Working data ->
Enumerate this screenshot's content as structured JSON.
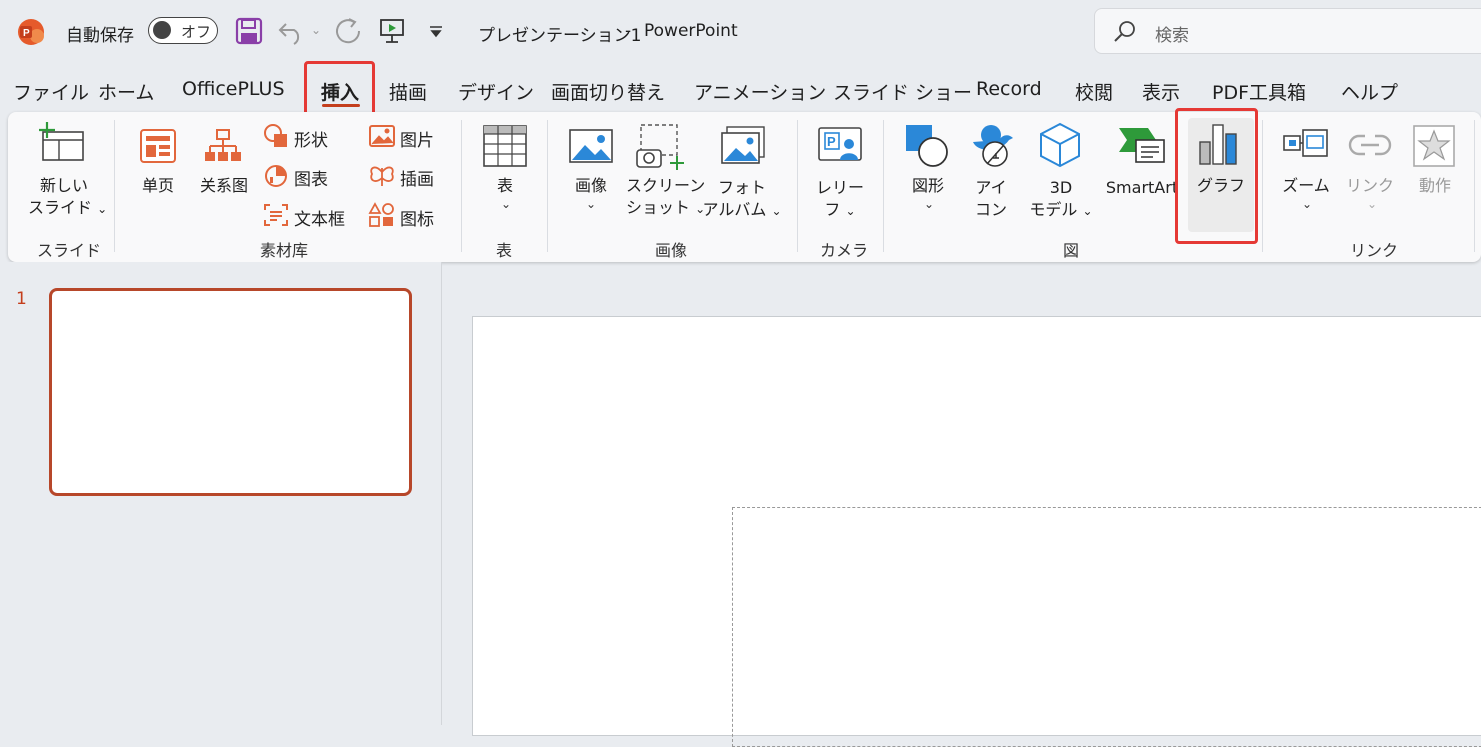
{
  "titlebar": {
    "autosave_label": "自動保存",
    "autosave_state": "オフ",
    "doc_title": "プレゼンテーション1",
    "title_sep": "-",
    "app_name": "PowerPoint",
    "search_placeholder": "検索"
  },
  "tabs": [
    {
      "label": "ファイル"
    },
    {
      "label": "ホーム"
    },
    {
      "label": "OfficePLUS"
    },
    {
      "label": "挿入",
      "active": true
    },
    {
      "label": "描画"
    },
    {
      "label": "デザイン"
    },
    {
      "label": "画面切り替え"
    },
    {
      "label": "アニメーション"
    },
    {
      "label": "スライド ショー"
    },
    {
      "label": "Record"
    },
    {
      "label": "校閲"
    },
    {
      "label": "表示"
    },
    {
      "label": "PDF工具箱"
    },
    {
      "label": "ヘルプ"
    }
  ],
  "ribbon": {
    "groups": {
      "slides": "スライド",
      "material": "素材库",
      "table": "表",
      "image": "画像",
      "camera": "カメラ",
      "figure": "図",
      "link": "リンク"
    },
    "buttons": {
      "new_slide_1": "新しい",
      "new_slide_2": "スライド",
      "single_page": "单页",
      "relation": "关系图",
      "shape_cn": "形状",
      "chart_cn": "图表",
      "textbox_cn": "文本框",
      "picture_cn": "图片",
      "illust_cn": "插画",
      "icon_cn": "图标",
      "table": "表",
      "image": "画像",
      "screenshot_1": "スクリーン",
      "screenshot_2": "ショット",
      "photo_1": "フォト",
      "photo_2": "アルバム",
      "cameo_1": "レリー",
      "cameo_2": "フ",
      "shapes": "図形",
      "icons_1": "アイ",
      "icons_2": "コン",
      "model_1": "3D",
      "model_2": "モデル",
      "smartart": "SmartArt",
      "chart": "グラフ",
      "zoom": "ズーム",
      "link": "リンク",
      "action": "動作"
    }
  },
  "slides": {
    "thumb_number": "1"
  },
  "colors": {
    "accent": "#c43e1c",
    "highlight": "#e53935",
    "icon_orange": "#e2673c",
    "icon_blue": "#2b88d8"
  }
}
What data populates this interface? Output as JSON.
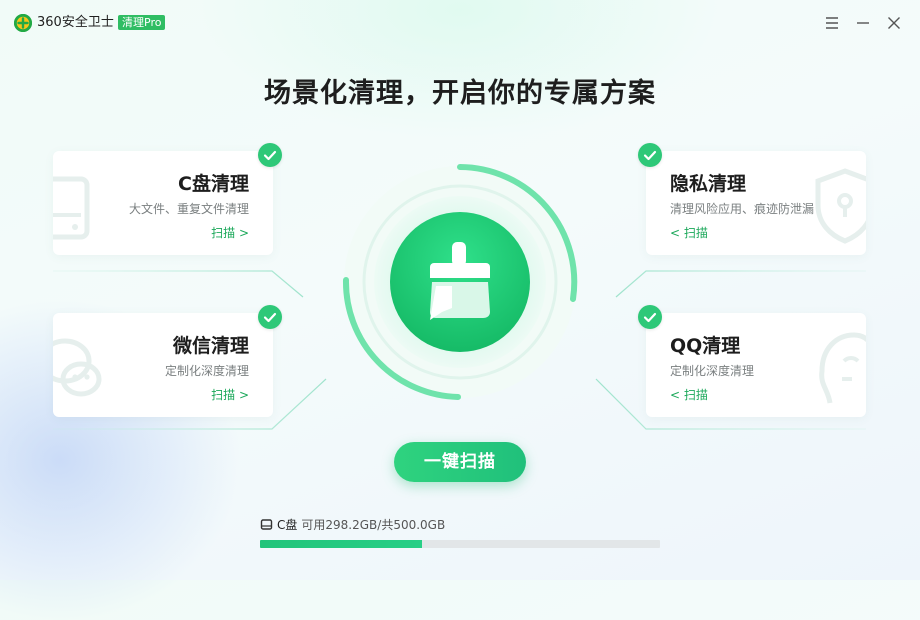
{
  "titlebar": {
    "app_name": "360安全卫士",
    "badge": "清理Pro"
  },
  "headline": "场景化清理，开启你的专属方案",
  "cards": [
    {
      "title": "C盘清理",
      "desc": "大文件、重复文件清理",
      "scan": "扫描 >",
      "checked": true,
      "icon": "hard-drive-icon"
    },
    {
      "title": "隐私清理",
      "desc": "清理风险应用、痕迹防泄漏",
      "scan": "< 扫描",
      "checked": true,
      "icon": "shield-lock-icon"
    },
    {
      "title": "微信清理",
      "desc": "定制化深度清理",
      "scan": "扫描 >",
      "checked": true,
      "icon": "wechat-icon"
    },
    {
      "title": "QQ清理",
      "desc": "定制化深度清理",
      "scan": "< 扫描",
      "checked": true,
      "icon": "qq-face-icon"
    }
  ],
  "center": {
    "icon": "broom-icon"
  },
  "scan_button": "一键扫描",
  "disk": {
    "label": "C盘",
    "usage": "可用298.2GB/共500.0GB",
    "used_fraction": 0.404
  },
  "colors": {
    "accent": "#2ec878",
    "badge_bg": "#2fbd63",
    "link": "#1ba85a",
    "progress_track": "#e2e6e8"
  }
}
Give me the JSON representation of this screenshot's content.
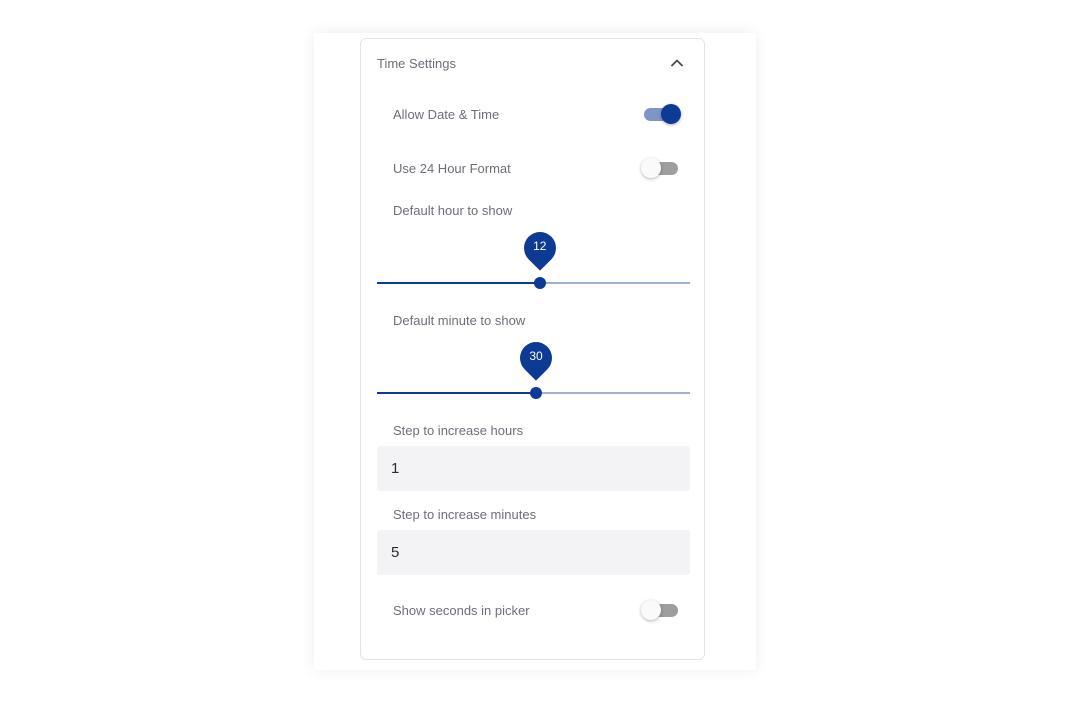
{
  "panel": {
    "title": "Time Settings",
    "collapse_icon": "chevron-up-icon"
  },
  "settings": {
    "allow_date_time": {
      "label": "Allow Date & Time",
      "enabled": true
    },
    "use_24_hour": {
      "label": "Use 24 Hour Format",
      "enabled": false
    },
    "default_hour": {
      "label": "Default hour to show",
      "value": "12",
      "fraction": 0.52
    },
    "default_minute": {
      "label": "Default minute to show",
      "value": "30",
      "fraction": 0.508
    },
    "step_hours": {
      "label": "Step to increase hours",
      "value": "1"
    },
    "step_minutes": {
      "label": "Step to increase minutes",
      "value": "5"
    },
    "show_seconds": {
      "label": "Show seconds in picker",
      "enabled": false
    }
  },
  "colors": {
    "accent": "#0d3a94",
    "accent_light": "#7f95c7",
    "toggle_off_track": "#9e9e9e",
    "field_bg": "#f3f3f5",
    "label_text": "#6e6e78"
  }
}
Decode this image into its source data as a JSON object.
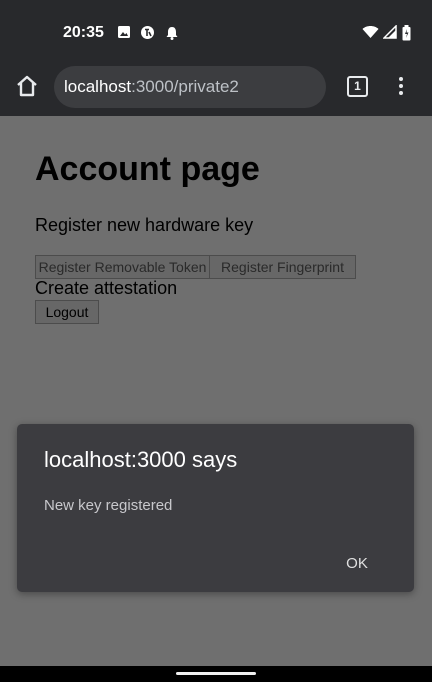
{
  "status_bar": {
    "time": "20:35",
    "icons_left": [
      "image-icon",
      "translate-icon",
      "notification-bell-icon"
    ],
    "icons_right": [
      "wifi-icon",
      "cell-signal-icon",
      "battery-icon"
    ]
  },
  "browser": {
    "url_host": "localhost",
    "url_path": ":3000/private2",
    "tab_count": "1",
    "icons": [
      "home-icon",
      "tab-switcher-icon",
      "overflow-menu-icon"
    ]
  },
  "page": {
    "title": "Account page",
    "subtitle": "Register new hardware key",
    "register_removable_label": "Register Removable Token",
    "register_fingerprint_label": "Register Fingerprint",
    "attestation_text": "Create attestation",
    "logout_label": "Logout"
  },
  "dialog": {
    "title": "localhost:3000 says",
    "message": "New key registered",
    "ok_label": "OK"
  },
  "colors": {
    "chrome_bg": "#28292c",
    "omnibox_bg": "#3c3d40",
    "dialog_bg": "#3c3c40",
    "scrim": "#6f6f6f"
  }
}
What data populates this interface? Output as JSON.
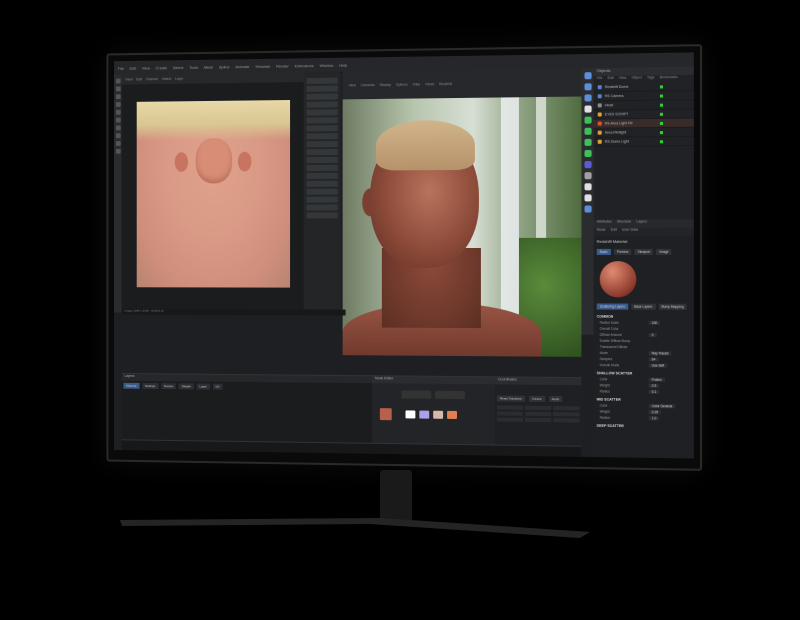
{
  "menubar": [
    "File",
    "Edit",
    "View",
    "Create",
    "Select",
    "Tools",
    "Mesh",
    "Spline",
    "Animate",
    "Simulate",
    "Render",
    "Extensions",
    "Window",
    "Help"
  ],
  "texture_panel": {
    "tabs": [
      "View",
      "Edit",
      "Channel",
      "Select",
      "Layer"
    ]
  },
  "viewport_toolbar": [
    "View",
    "Cameras",
    "Display",
    "Options",
    "Filter",
    "Panel",
    "Redshift"
  ],
  "objects": {
    "title": "Objects",
    "menu": [
      "File",
      "Edit",
      "View",
      "Object",
      "Tags",
      "Bookmarks"
    ],
    "rows": [
      {
        "label": "Redshift Dome",
        "color": "#5a7fd0",
        "selected": false
      },
      {
        "label": "RS Camera",
        "color": "#5a7fd0",
        "selected": false
      },
      {
        "label": "Head",
        "color": "#888888",
        "selected": false
      },
      {
        "label": "EYES SCRIPT",
        "color": "#e0a030",
        "selected": false
      },
      {
        "label": "RS Area Light Fill",
        "color": "#e05030",
        "selected": true
      },
      {
        "label": "Area Rimlight",
        "color": "#e0a030",
        "selected": false
      },
      {
        "label": "RS Dome Light",
        "color": "#e0a030",
        "selected": false
      }
    ]
  },
  "tool_icon_colors": [
    "#5d8fd8",
    "#5d8fd8",
    "#5d8fd8",
    "#e0e0e0",
    "#3dbf5a",
    "#3dbf5a",
    "#3dbf5a",
    "#3dbf5a",
    "#5a5ad8",
    "#a0a0a0",
    "#e0e0e0",
    "#e0e0e0",
    "#5d8fd8"
  ],
  "attributes": {
    "tabs": [
      "Attributes",
      "Structure",
      "Layers"
    ],
    "menu": [
      "Mode",
      "Edit",
      "User Data"
    ],
    "material_name": "Redshift Material",
    "subtabs": [
      {
        "label": "Basic",
        "active": true
      },
      {
        "label": "Preview",
        "active": false
      },
      {
        "label": "Viewport",
        "active": false
      },
      {
        "label": "Image",
        "active": false
      }
    ],
    "layers_tabs": [
      "Scattering Layers",
      "Base Layers",
      "Bump Mapping"
    ],
    "sections": [
      {
        "title": "COMMON",
        "props": [
          {
            "name": "Radius Scale",
            "value": "100"
          },
          {
            "name": "Overall Color",
            "value": ""
          },
          {
            "name": "Diffuse Amount",
            "value": "0"
          },
          {
            "name": "Enable Diffuse Bump",
            "value": ""
          },
          {
            "name": "Translucent Diffuse",
            "value": ""
          },
          {
            "name": "Mode",
            "value": "Ray Traced"
          },
          {
            "name": "Samples",
            "value": "64"
          },
          {
            "name": "Include Mode",
            "value": "Use Self"
          }
        ]
      },
      {
        "title": "SHALLOW SCATTER",
        "props": [
          {
            "name": "Color",
            "value": "Fusion"
          },
          {
            "name": "Weight",
            "value": "0.5"
          },
          {
            "name": "Radius",
            "value": "0.1"
          }
        ]
      },
      {
        "title": "MID SCATTER",
        "props": [
          {
            "name": "Color",
            "value": "Color General"
          },
          {
            "name": "Weight",
            "value": "0.25"
          },
          {
            "name": "Radius",
            "value": "1.0"
          }
        ]
      },
      {
        "title": "DEEP SCATTER",
        "props": []
      }
    ]
  },
  "bottom": {
    "status": "Image 2048 x 2048 - RGB 8 bit",
    "layers_title": "Layers",
    "layers_tabs": [
      {
        "label": "Material",
        "active": true
      },
      {
        "label": "Settings",
        "active": false
      },
      {
        "label": "Texture",
        "active": false
      },
      {
        "label": "Shader",
        "active": false
      },
      {
        "label": "Layer",
        "active": false
      },
      {
        "label": "UV",
        "active": false
      }
    ],
    "node_editor_title": "Node Editor",
    "coordinates_title": "Coordinates",
    "coordinates_buttons": [
      "Reset Transform",
      "Freeze",
      "Apply"
    ]
  }
}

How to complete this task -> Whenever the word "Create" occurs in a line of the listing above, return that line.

Output for this exercise ->
    "attestation_text": "Create attestation",
    "Create",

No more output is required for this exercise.